JAPAN'S quake-hit nuclear power plant Fukushima No.1, about 250km north-east of Tokyo, "may be experiencing nuclear meltdown", local media says.
The report via Kyodo News, citing the nation's Nuclear Safety Commission, follows yesterday's devastating 8.9-magnitude earthquake and tsunami in the area, with a commission official suggesting that even if there was a meltdown it would not affect humans beyond a 10km radius.
Parts of the reactor's nuclear fuel rods were briefly exposed to the air after cooling water levels dropped through evaporation, and a fire engine was pumping water into the reactor, Jiji news agency reported.
The rods, which create heat through a nuclear reaction, can release radioactivity when exposed to the air. Without water the rods cannot be cooled properly, Fox News reported.
The water levels are recovering, operator Tokyo Electric Power Company (TEPCO), told Jiji.
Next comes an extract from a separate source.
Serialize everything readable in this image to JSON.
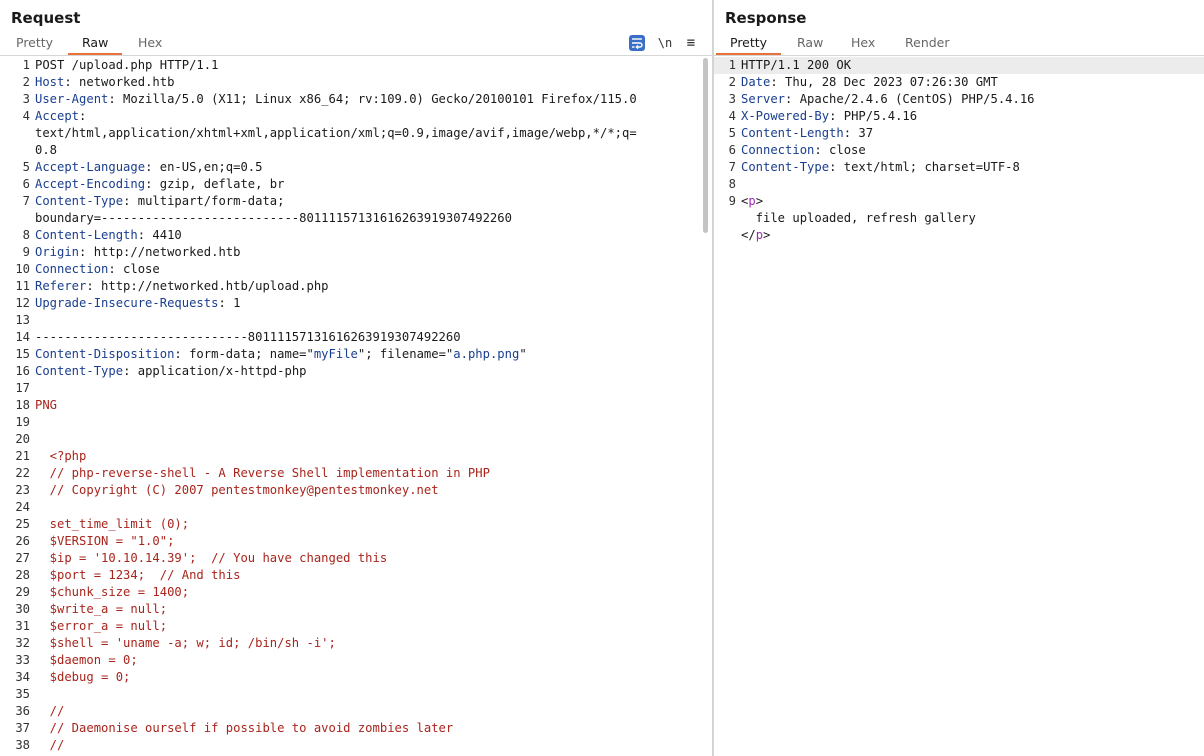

In addition a TEPCO spokesman said that "we believe the reactor is not melting down or cracking. We are trying to raise the water level."
But moments later Kyodo News reported that radioactive caesium had been detected near the Fukushima plant, citing information from the nuclear safety agency.
Earlier today, the Japanese Government declared an atomic emergency amid growing international concern over its reactors.
As an industrial powerhouse nation poor in energy resources, Japan draws about 30 per cent of its total power from its 53 nuclear plants.